:: Problem to solve ::
The complete data, repeated exactly, should form your response.

Records contained in a dataset:
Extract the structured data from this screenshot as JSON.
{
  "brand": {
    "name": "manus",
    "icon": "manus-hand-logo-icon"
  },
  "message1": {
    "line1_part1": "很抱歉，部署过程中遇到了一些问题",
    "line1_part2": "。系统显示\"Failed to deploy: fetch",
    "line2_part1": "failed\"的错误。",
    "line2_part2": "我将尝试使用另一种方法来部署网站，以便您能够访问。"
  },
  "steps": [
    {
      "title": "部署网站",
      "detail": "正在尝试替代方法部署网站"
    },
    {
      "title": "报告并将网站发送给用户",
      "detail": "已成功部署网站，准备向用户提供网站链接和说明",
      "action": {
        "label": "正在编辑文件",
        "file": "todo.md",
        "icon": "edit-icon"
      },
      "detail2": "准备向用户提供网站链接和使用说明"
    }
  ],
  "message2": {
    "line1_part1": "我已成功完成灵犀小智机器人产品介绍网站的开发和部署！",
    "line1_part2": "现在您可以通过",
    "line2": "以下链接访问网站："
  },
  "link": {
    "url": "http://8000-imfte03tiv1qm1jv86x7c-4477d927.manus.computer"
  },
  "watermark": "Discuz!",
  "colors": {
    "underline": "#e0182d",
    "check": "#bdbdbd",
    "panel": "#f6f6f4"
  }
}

:: Answer to this task ::
Extract the structured data from this screenshot as JSON.
{
  "brand": {
    "name": "manus",
    "icon": "manus-hand-logo-icon"
  },
  "message1": {
    "line1_part1": "很抱歉，部署过程中遇到了一些问题",
    "line1_part2": "。系统显示\"Failed to deploy: fetch",
    "line2_part1": "failed\"的错误。",
    "line2_part2": "我将尝试使用另一种方法来部署网站，以便您能够访问。"
  },
  "steps": [
    {
      "title": "部署网站",
      "detail": "正在尝试替代方法部署网站"
    },
    {
      "title": "报告并将网站发送给用户",
      "detail": "已成功部署网站，准备向用户提供网站链接和说明",
      "action": {
        "label": "正在编辑文件",
        "file": "todo.md",
        "icon": "edit-icon"
      },
      "detail2": "准备向用户提供网站链接和使用说明"
    }
  ],
  "message2": {
    "line1_part1": "我已成功完成灵犀小智机器人产品介绍网站的开发和部署！",
    "line1_part2": "现在您可以通过",
    "line2": "以下链接访问网站："
  },
  "link": {
    "url": "http://8000-imfte03tiv1qm1jv86x7c-4477d927.manus.computer"
  },
  "watermark": "Discuz!",
  "colors": {
    "underline": "#e0182d",
    "check": "#bdbdbd",
    "panel": "#f6f6f4"
  }
}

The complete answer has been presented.